Because those were pretty much the concerns that influenced every moment of my life, and Sidney’s too. I know that what I just wrote sounds esoteric, but it was designed to make the show more relate-able than any other comic book-based property had ever been.
Our main difficulty was keeping things visual. We solved the problem by letting the Surfer yak to himself (in his patented archaic speech pattern) in voiceover over shots of impending danger, using this technique to generate suspense. We would build these scenes so that the musing and the danger would come together in explosive action that combined both CGI and hand-drawn animation, satisfying – we hoped – viewers of all ages.
Creatively, I think we succeeded pretty well. Common wisdom, however, says that the show was a failure with audiences. The truth is that its ratings were more than good enough to earn renewal, but Marvel was going through a corporate meltdown that resulted in it being unable to continue meeting its financial requirements, per the Fox Family-Marvel deal on the show. In fact, Marvel filed for bankruptcy during that time.

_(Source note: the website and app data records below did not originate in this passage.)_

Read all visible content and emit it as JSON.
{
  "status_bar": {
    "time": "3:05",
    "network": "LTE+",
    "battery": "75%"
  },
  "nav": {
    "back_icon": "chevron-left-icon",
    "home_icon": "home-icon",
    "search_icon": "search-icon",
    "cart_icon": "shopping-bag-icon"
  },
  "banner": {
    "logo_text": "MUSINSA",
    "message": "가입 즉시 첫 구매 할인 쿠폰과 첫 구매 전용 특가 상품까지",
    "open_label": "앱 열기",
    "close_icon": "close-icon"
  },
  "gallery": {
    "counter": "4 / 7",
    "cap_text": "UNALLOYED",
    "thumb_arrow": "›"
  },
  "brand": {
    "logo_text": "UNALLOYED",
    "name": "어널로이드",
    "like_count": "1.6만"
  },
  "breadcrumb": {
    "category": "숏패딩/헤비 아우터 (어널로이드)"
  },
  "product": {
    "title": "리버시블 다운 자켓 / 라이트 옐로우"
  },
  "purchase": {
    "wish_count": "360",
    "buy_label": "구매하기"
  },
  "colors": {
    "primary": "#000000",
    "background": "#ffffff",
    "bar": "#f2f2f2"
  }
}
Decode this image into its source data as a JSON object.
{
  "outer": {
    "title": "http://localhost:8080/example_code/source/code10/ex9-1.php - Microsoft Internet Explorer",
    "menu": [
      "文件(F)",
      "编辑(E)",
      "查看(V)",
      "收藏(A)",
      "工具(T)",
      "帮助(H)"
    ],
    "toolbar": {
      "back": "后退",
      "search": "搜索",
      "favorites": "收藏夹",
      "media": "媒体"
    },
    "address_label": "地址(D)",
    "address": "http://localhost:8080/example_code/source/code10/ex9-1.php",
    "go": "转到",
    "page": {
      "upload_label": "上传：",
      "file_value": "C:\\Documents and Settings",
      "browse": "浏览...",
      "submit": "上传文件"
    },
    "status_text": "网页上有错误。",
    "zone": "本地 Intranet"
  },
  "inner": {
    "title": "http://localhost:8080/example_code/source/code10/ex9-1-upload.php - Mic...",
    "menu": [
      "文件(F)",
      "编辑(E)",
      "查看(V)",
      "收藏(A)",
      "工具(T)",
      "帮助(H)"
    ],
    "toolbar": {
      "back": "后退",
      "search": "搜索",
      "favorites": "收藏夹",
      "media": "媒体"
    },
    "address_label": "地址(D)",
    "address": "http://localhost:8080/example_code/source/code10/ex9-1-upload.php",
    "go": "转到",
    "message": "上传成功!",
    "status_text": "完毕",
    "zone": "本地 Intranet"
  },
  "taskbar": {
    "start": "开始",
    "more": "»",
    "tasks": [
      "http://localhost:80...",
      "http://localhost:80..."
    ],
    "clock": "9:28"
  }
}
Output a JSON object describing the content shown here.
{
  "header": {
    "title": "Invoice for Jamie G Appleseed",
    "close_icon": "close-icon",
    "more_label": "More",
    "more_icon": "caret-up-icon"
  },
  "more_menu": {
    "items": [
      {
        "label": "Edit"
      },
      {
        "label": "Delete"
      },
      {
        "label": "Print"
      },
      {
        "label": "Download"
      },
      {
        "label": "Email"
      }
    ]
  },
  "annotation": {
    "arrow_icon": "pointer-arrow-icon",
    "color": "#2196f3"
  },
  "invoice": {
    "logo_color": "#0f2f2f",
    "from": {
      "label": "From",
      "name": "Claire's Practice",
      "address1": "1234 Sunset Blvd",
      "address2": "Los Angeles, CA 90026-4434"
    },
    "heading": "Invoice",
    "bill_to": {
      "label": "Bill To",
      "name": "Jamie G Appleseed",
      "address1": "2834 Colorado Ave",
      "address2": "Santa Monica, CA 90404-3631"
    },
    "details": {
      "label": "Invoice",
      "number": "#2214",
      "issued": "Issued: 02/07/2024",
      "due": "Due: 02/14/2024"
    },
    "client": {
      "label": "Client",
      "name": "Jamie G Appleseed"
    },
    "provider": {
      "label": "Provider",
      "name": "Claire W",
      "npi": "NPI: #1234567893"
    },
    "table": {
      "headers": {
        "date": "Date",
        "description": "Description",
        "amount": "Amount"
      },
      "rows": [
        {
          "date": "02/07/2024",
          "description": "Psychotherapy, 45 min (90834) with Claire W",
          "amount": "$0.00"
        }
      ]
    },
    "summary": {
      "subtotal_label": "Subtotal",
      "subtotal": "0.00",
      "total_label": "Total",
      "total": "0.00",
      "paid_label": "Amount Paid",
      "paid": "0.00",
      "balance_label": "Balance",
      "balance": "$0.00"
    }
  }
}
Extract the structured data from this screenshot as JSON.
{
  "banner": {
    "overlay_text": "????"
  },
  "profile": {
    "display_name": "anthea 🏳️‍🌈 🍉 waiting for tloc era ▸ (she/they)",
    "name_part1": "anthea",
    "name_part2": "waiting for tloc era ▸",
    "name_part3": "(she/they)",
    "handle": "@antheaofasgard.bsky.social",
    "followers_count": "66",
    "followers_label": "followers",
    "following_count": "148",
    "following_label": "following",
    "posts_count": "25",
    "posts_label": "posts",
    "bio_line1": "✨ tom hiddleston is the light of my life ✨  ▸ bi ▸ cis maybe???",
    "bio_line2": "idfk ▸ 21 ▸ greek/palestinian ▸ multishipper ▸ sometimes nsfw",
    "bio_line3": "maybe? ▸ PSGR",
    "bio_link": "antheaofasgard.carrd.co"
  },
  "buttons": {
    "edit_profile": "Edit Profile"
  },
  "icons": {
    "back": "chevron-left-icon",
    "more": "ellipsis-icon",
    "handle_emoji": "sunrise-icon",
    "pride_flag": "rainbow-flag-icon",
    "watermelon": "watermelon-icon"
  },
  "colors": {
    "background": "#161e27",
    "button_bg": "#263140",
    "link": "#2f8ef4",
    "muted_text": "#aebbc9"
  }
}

So, sadly, that was the end. I’d outlined the entire second season and written 1/3 of the scripts when cancellation became official. I’d still like to do the second season for the world to see, but the state of the universe and human intellectual and emotional strengths and weaknesses long ago successfully combined to destroy the viability of that hope and dream.
Bottom line: I’m really glad you’ve been enjoying the show because I sure as hell enjoyed making it.